• [Exercise directions] Write out all of the data again, exactly as it reads.

• [Information]
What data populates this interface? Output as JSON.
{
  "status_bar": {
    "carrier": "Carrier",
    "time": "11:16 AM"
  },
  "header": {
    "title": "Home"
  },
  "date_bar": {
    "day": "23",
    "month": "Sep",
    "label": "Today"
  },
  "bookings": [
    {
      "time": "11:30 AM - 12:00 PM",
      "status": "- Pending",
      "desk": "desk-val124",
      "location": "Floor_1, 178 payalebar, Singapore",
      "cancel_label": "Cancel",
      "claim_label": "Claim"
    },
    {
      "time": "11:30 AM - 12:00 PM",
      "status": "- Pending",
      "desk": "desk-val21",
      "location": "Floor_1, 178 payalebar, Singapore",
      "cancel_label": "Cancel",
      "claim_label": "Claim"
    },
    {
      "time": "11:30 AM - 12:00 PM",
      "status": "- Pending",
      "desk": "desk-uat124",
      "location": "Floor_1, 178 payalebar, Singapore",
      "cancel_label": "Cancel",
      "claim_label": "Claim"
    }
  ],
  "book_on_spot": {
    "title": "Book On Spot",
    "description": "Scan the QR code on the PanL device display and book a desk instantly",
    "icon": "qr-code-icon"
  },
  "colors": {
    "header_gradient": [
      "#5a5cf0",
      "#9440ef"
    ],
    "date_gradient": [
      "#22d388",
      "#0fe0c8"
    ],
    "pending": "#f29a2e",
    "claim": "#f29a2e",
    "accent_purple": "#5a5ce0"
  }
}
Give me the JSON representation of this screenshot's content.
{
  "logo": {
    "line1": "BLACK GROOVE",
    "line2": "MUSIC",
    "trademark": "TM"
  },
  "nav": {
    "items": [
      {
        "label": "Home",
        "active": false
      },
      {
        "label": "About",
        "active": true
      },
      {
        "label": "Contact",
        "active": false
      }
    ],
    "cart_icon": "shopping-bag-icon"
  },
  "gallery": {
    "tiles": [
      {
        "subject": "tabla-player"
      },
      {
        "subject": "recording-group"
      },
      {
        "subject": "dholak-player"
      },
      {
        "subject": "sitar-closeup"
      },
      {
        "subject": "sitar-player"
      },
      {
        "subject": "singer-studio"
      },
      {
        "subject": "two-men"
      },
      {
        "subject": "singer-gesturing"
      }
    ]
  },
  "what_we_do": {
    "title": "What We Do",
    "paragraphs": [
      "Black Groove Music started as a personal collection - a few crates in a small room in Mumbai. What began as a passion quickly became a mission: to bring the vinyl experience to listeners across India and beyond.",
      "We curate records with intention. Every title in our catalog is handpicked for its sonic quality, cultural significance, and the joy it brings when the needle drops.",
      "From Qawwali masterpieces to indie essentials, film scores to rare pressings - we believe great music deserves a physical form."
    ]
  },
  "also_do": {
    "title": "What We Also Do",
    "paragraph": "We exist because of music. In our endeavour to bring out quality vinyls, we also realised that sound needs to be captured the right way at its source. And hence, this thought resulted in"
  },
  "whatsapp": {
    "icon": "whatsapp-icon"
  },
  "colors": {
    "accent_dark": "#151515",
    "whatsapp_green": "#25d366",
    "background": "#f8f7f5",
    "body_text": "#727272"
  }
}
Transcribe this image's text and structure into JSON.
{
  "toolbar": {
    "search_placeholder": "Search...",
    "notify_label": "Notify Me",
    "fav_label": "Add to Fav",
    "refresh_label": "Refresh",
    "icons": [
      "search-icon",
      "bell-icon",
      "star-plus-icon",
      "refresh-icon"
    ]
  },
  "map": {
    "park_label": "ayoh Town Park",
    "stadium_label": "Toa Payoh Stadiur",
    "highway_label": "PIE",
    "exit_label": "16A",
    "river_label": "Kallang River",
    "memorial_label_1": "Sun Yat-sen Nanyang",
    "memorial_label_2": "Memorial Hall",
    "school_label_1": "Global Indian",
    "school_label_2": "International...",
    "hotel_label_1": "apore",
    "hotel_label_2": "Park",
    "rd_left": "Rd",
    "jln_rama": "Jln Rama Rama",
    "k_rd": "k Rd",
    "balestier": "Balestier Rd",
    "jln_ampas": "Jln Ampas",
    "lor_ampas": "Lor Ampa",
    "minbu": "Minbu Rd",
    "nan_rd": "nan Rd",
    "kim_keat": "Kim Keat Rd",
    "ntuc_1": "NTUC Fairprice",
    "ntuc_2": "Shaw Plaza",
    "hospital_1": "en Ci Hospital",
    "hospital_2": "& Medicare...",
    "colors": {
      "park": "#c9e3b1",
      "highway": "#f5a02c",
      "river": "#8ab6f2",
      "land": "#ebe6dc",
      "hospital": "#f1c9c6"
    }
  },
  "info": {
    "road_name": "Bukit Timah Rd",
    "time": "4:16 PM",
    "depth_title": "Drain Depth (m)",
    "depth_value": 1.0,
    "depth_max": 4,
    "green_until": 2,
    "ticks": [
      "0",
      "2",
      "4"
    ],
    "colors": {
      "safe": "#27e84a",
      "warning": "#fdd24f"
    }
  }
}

• [Solution]
What data populates this interface? Output as JSON.
{
  "status_bar": {
    "carrier": "Carrier",
    "time": "11:16 AM"
  },
  "header": {
    "title": "Home"
  },
  "date_bar": {
    "day": "23",
    "month": "Sep",
    "label": "Today"
  },
  "bookings": [
    {
      "time": "11:30 AM - 12:00 PM",
      "status": "- Pending",
      "desk": "desk-val124",
      "location": "Floor_1, 178 payalebar, Singapore",
      "cancel_label": "Cancel",
      "claim_label": "Claim"
    },
    {
      "time": "11:30 AM - 12:00 PM",
      "status": "- Pending",
      "desk": "desk-val21",
      "location": "Floor_1, 178 payalebar, Singapore",
      "cancel_label": "Cancel",
      "claim_label": "Claim"
    },
    {
      "time": "11:30 AM - 12:00 PM",
      "status": "- Pending",
      "desk": "desk-uat124",
      "location": "Floor_1, 178 payalebar, Singapore",
      "cancel_label": "Cancel",
      "claim_label": "Claim"
    }
  ],
  "book_on_spot": {
    "title": "Book On Spot",
    "description": "Scan the QR code on the PanL device display and book a desk instantly",
    "icon": "qr-code-icon"
  },
  "colors": {
    "header_gradient": [
      "#5a5cf0",
      "#9440ef"
    ],
    "date_gradient": [
      "#22d388",
      "#0fe0c8"
    ],
    "pending": "#f29a2e",
    "claim": "#f29a2e",
    "accent_purple": "#5a5ce0"
  }
}
Give me the JSON representation of this screenshot's content.
{
  "logo": {
    "line1": "BLACK GROOVE",
    "line2": "MUSIC",
    "trademark": "TM"
  },
  "nav": {
    "items": [
      {
        "label": "Home",
        "active": false
      },
      {
        "label": "About",
        "active": true
      },
      {
        "label": "Contact",
        "active": false
      }
    ],
    "cart_icon": "shopping-bag-icon"
  },
  "gallery": {
    "tiles": [
      {
        "subject": "tabla-player"
      },
      {
        "subject": "recording-group"
      },
      {
        "subject": "dholak-player"
      },
      {
        "subject": "sitar-closeup"
      },
      {
        "subject": "sitar-player"
      },
      {
        "subject": "singer-studio"
      },
      {
        "subject": "two-men"
      },
      {
        "subject": "singer-gesturing"
      }
    ]
  },
  "what_we_do": {
    "title": "What We Do",
    "paragraphs": [
      "Black Groove Music started as a personal collection - a few crates in a small room in Mumbai. What began as a passion quickly became a mission: to bring the vinyl experience to listeners across India and beyond.",
      "We curate records with intention. Every title in our catalog is handpicked for its sonic quality, cultural significance, and the joy it brings when the needle drops.",
      "From Qawwali masterpieces to indie essentials, film scores to rare pressings - we believe great music deserves a physical form."
    ]
  },
  "also_do": {
    "title": "What We Also Do",
    "paragraph": "We exist because of music. In our endeavour to bring out quality vinyls, we also realised that sound needs to be captured the right way at its source. And hence, this thought resulted in"
  },
  "whatsapp": {
    "icon": "whatsapp-icon"
  },
  "colors": {
    "accent_dark": "#151515",
    "whatsapp_green": "#25d366",
    "background": "#f8f7f5",
    "body_text": "#727272"
  }
}
Transcribe this image's text and structure into JSON.
{
  "toolbar": {
    "search_placeholder": "Search...",
    "notify_label": "Notify Me",
    "fav_label": "Add to Fav",
    "refresh_label": "Refresh",
    "icons": [
      "search-icon",
      "bell-icon",
      "star-plus-icon",
      "refresh-icon"
    ]
  },
  "map": {
    "park_label": "ayoh Town Park",
    "stadium_label": "Toa Payoh Stadiur",
    "highway_label": "PIE",
    "exit_label": "16A",
    "river_label": "Kallang River",
    "memorial_label_1": "Sun Yat-sen Nanyang",
    "memorial_label_2": "Memorial Hall",
    "school_label_1": "Global Indian",
    "school_label_2": "International...",
    "hotel_label_1": "apore",
    "hotel_label_2": "Park",
    "rd_left": "Rd",
    "jln_rama": "Jln Rama Rama",
    "k_rd": "k Rd",
    "balestier": "Balestier Rd",
    "jln_ampas": "Jln Ampas",
    "lor_ampas": "Lor Ampa",
    "minbu": "Minbu Rd",
    "nan_rd": "nan Rd",
    "kim_keat": "Kim Keat Rd",
    "ntuc_1": "NTUC Fairprice",
    "ntuc_2": "Shaw Plaza",
    "hospital_1": "en Ci Hospital",
    "hospital_2": "& Medicare...",
    "colors": {
      "park": "#c9e3b1",
      "highway": "#f5a02c",
      "river": "#8ab6f2",
      "land": "#ebe6dc",
      "hospital": "#f1c9c6"
    }
  },
  "info": {
    "road_name": "Bukit Timah Rd",
    "time": "4:16 PM",
    "depth_title": "Drain Depth (m)",
    "depth_value": 1.0,
    "depth_max": 4,
    "green_until": 2,
    "ticks": [
      "0",
      "2",
      "4"
    ],
    "colors": {
      "safe": "#27e84a",
      "warning": "#fdd24f"
    }
  }
}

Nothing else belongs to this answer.